Note:  Corresponding author: James P. Orlowski, PICU, Florida Hospital Tampa, 3100 E. Fletcher Ave., Tampa, FL 33613, USA. E-mail: [email protected]
Abstract: Objective. To determine if there is an increased risk of pediatric drowning accidents when visiting relatives or friends compared with the risk at home. Methods. Retrospective review of a database of 100 consecutive drowning accidents presenting to a community hospital in Tampa, Florida between July 1993 and July 2007. Results. Over a 14-year period of time, 100 drowning accidents presented to our hospital, of which 19 occurred while visiting family or friends from out-of-town. Sixty percent of the total drowning accidents involved males, whereas 68.5% of the visitor drowning accidents involved males. The overall mortality was 10% (10 out of 100) with all survivors having complete neurologic recovery, and 2/19 (10.5%) visiting victims did not survive. Factors associated with the visitor drowning accidents included lack of proper pool fencing, distraction of supervising adults, unfamiliarity with surroundings, and inability to swim. Conclusions. Nineteen percent of pediatric drowning accidents presenting to a community hospital in Tampa, Florida involved victims who were visiting relatives or friends from out of town. This represents a six-times increased risk when visiting family or friends compared to the risk of drowning at home. 79% of the visitor drowning incidents occurred in a home swimming pool of the friend or relative.
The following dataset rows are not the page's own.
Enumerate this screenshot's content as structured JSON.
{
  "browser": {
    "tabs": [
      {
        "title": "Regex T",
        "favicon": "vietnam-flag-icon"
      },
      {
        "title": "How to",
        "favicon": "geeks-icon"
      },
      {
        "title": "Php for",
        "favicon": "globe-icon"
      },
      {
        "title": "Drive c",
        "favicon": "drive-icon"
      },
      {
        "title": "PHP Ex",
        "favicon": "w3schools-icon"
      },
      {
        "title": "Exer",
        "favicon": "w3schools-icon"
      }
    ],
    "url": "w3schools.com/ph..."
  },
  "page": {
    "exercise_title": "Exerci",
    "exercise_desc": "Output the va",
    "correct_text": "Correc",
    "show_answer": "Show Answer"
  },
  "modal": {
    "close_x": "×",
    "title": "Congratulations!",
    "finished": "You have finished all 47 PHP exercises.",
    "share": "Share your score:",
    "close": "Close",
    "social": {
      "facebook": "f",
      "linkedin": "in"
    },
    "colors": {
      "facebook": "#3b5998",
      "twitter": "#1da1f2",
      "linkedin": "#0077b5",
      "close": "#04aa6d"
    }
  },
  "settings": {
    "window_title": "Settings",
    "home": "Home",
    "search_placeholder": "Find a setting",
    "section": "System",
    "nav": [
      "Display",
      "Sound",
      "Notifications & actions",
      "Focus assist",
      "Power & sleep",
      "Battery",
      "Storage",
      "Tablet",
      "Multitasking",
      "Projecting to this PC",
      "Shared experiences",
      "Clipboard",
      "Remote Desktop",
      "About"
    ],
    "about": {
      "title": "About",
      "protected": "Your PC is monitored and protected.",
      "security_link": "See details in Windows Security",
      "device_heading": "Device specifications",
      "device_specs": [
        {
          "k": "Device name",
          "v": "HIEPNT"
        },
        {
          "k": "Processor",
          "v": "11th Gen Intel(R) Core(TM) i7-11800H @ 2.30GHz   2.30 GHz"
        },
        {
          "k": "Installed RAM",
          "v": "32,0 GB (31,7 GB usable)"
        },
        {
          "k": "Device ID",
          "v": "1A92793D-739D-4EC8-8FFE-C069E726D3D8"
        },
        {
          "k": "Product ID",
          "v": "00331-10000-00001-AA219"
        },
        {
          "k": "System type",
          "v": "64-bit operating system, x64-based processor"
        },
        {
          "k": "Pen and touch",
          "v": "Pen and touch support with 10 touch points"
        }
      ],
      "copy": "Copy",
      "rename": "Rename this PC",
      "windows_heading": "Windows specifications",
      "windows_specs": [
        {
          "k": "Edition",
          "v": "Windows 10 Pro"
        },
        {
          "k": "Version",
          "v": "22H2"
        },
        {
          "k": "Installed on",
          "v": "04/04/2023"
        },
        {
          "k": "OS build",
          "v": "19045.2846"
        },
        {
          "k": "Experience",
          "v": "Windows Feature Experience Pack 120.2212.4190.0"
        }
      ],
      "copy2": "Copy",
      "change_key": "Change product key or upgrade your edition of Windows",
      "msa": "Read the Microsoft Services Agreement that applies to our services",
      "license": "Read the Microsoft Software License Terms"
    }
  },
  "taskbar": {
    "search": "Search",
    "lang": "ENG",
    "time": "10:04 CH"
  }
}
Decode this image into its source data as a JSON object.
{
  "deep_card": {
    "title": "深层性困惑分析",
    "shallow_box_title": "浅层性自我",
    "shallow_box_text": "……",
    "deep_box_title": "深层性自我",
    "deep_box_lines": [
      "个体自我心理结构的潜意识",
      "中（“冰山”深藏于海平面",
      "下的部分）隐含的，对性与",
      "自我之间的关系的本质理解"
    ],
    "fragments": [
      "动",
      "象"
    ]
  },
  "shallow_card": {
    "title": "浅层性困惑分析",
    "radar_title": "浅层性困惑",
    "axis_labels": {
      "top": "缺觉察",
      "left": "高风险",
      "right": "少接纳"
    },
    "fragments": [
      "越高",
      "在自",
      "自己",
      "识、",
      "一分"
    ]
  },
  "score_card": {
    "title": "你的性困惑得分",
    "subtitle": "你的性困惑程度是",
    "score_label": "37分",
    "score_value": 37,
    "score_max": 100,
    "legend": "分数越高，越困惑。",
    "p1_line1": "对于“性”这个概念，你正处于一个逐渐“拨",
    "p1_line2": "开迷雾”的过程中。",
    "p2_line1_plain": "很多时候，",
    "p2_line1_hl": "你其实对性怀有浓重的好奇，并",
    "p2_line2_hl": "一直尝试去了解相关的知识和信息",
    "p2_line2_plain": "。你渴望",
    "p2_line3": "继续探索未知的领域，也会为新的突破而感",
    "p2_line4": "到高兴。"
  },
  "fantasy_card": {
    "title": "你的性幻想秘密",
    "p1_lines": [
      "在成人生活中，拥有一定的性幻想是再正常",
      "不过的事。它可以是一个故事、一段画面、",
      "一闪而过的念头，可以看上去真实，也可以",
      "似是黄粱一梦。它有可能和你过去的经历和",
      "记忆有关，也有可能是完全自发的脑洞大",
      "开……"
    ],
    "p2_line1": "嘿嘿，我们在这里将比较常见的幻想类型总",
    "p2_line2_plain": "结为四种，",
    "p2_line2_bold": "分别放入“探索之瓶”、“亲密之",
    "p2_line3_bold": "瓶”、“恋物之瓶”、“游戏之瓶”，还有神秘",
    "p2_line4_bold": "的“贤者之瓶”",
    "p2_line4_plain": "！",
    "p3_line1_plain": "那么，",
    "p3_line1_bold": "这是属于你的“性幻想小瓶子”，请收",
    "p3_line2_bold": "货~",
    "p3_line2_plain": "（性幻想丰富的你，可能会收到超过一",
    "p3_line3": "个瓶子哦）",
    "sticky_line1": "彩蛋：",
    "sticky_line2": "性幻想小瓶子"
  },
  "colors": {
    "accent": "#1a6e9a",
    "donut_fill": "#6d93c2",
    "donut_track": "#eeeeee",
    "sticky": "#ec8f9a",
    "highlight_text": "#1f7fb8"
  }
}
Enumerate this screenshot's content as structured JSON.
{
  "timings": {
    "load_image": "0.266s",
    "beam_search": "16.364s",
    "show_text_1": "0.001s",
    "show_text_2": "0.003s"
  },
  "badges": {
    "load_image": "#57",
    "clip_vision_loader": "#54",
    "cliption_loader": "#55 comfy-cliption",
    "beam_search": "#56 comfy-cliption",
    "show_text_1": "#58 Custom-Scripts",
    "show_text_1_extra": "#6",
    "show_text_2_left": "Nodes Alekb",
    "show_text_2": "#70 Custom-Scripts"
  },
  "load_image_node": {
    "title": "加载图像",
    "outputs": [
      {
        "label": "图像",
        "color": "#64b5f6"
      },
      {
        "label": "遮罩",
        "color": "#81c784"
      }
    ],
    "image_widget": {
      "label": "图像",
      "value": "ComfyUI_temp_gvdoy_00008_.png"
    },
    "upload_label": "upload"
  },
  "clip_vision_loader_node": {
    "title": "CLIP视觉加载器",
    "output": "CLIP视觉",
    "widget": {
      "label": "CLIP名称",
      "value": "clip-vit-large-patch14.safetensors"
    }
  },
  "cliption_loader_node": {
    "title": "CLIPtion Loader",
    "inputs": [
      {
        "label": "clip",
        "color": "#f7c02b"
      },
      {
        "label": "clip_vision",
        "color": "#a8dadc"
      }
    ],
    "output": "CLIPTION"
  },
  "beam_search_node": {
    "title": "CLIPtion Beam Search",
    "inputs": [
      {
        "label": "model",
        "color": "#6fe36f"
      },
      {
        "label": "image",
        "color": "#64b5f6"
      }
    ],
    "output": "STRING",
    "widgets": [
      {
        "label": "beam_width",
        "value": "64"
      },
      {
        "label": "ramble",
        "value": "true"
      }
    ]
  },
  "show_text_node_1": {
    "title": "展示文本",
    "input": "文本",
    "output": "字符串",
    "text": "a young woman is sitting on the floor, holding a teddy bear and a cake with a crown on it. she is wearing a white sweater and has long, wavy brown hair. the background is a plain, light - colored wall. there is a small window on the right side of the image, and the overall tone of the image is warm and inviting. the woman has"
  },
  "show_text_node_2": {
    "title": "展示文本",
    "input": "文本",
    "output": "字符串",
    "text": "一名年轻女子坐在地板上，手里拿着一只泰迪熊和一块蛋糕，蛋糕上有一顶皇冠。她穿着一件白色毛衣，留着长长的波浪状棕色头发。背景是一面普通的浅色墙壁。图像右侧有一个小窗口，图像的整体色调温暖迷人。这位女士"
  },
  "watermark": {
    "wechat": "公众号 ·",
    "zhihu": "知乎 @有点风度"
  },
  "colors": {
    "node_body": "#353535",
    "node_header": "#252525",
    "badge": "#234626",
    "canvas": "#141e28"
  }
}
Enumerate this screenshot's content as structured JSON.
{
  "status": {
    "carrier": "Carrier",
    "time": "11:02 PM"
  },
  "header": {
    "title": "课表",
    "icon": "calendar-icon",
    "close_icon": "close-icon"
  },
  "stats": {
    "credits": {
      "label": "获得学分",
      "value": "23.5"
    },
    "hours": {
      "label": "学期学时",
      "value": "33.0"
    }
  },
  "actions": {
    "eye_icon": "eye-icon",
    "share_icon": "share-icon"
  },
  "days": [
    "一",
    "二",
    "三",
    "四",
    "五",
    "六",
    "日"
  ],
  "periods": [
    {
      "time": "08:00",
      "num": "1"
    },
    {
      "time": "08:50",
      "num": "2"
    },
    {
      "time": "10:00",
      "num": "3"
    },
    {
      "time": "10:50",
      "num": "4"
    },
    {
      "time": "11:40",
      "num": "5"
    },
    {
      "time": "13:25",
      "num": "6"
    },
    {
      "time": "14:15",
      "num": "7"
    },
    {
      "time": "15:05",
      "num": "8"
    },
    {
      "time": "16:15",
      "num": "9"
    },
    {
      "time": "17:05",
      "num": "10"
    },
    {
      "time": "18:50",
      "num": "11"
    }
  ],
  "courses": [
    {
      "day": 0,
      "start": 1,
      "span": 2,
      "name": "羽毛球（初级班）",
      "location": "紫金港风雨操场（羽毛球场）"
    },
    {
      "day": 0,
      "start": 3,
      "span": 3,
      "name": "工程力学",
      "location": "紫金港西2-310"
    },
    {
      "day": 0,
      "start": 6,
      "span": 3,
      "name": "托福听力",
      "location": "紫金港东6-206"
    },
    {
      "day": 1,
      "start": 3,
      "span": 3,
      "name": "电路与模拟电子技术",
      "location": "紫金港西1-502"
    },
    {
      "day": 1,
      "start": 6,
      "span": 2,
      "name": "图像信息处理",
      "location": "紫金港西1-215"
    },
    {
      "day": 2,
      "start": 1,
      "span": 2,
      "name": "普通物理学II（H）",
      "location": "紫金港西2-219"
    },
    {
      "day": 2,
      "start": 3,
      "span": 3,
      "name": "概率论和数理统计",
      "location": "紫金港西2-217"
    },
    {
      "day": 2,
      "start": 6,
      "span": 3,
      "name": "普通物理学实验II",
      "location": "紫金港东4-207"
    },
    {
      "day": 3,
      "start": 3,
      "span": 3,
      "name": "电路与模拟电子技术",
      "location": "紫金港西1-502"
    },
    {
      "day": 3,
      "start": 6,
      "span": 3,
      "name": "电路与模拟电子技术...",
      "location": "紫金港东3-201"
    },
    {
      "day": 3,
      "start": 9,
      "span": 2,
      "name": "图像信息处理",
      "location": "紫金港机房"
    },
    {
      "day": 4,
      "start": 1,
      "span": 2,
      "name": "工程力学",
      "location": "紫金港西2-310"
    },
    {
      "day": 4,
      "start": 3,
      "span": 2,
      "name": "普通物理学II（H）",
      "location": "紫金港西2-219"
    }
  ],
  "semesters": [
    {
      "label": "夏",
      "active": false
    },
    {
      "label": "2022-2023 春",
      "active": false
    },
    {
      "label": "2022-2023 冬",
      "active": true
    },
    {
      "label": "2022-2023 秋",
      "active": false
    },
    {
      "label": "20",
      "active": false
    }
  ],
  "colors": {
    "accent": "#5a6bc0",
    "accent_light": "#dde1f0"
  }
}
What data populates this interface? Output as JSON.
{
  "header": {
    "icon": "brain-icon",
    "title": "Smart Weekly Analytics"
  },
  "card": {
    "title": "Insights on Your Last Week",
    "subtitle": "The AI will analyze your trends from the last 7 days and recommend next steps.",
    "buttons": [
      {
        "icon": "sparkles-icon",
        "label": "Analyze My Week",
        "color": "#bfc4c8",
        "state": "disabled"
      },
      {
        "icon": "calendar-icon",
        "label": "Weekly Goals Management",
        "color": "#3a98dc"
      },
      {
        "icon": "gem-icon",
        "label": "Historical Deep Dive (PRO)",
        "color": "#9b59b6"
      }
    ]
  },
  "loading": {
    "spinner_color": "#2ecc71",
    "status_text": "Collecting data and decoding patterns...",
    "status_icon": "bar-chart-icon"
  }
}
Keywords: Drowning, swimming pools, swimming, accident prevention, prevention of drowning, pediatric age group